I believe Russian chemical companies should be more interested in taking part in overseas industry exhibitions. These can really bring new contacts, open access to foreign markets and give insights into the latest trends and developments in the chemical industry.
Interlakokraska 2019 exhibition.
Another constraint is a relatively low consumption of epoxies in Russia which amounts to some 40–42 ktpa.
Can you tell us about your joint production with Germany’s Synthopol Chemie? What are your goals behind this venture and what is its product segment?
Our joint production with Synthopol Chemie launched in Fedorovskoye, the Leningrad Region, aims to deliver on our priority of getting closer to customers. The enterprise will produce top-quality resins that will help domestically produced paints and coatings to compete on par with global peers.
It will focus on producing alkyd, acrylic and polyester resins for the paints, coatings, composites and construction industries.
At the onset, the project will create about 30 new jobs.
When do you expect to launch the project? What is its target capacity?
The launch is scheduled for Q1 2020. Over the next two years, we expect to ramp up production to 18 ktpa.
Will this be a green project? What will be done to protect the environment?

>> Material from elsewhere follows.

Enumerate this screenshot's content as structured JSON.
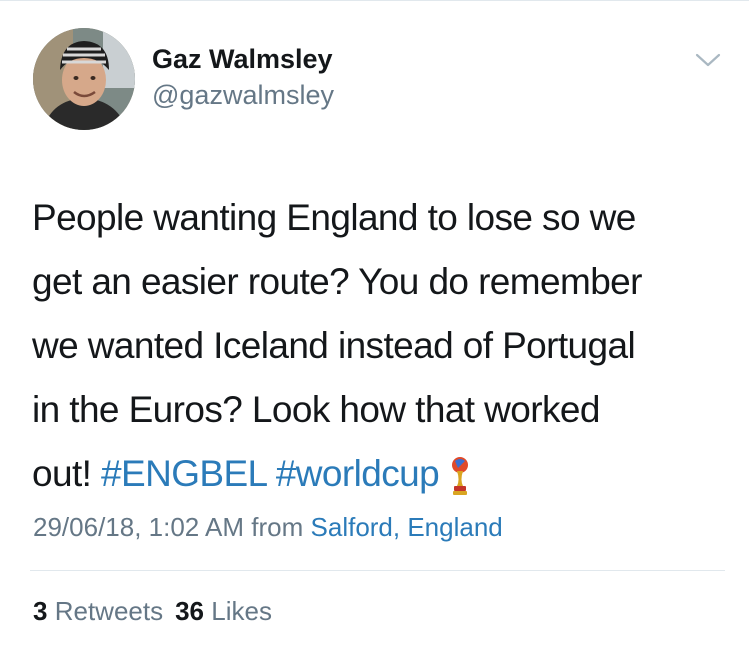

Health, safety and environmental protection are our key priorities, so our production of polymer resins will rely on all the best innovative solutions currently applied in Germany. In particular, we will install a solvent recovery unit to reduce the cost of equipment flushing by up to 95%. On top of that, we will use the heat released during the synthesis process for our in-house household needs. The share of automated production processes for a number of our polymer resins will reach 95%.
The launch of our second production facility in the Leningrad Region will enable us to maintain competitive prices for our products while providing our customers with a whole new level of technical and logistical support.
Is there a talent deficit in your industry? How do you handle it?
Indeed, there is a talent shortage in the industry. In handling it, we follow the rule formalised by one of the founders of modern management Dr Ichak Kalderon Adizes, “It is easier to hire someone with a personality and train them to be an expert than to hire an expert and train them to have a personality”. That is why it generally takes us four to five months to train one employee.
What was 2019 like for your company and what are your expectations for 2020? What changes can the paints and coatings market see next year?
Frankly speaking, 2019 has been quite a challenging year for Attika due to tightening competition in the Russian market. It is good to see, though, that it tightens not only in classic price terms, but also in terms of bringing more value to the customer. The Russian chemicals market is still evolving, so competition is often sporadic and is mostly driven by new players entering the market and low prices.
In 2020, we plan to launch our second production site in Fedorovskoye, the Leningrad Region. This will enable us to maintain competitive prices for our products while providing our customers with a whole new level of technical and logistical support.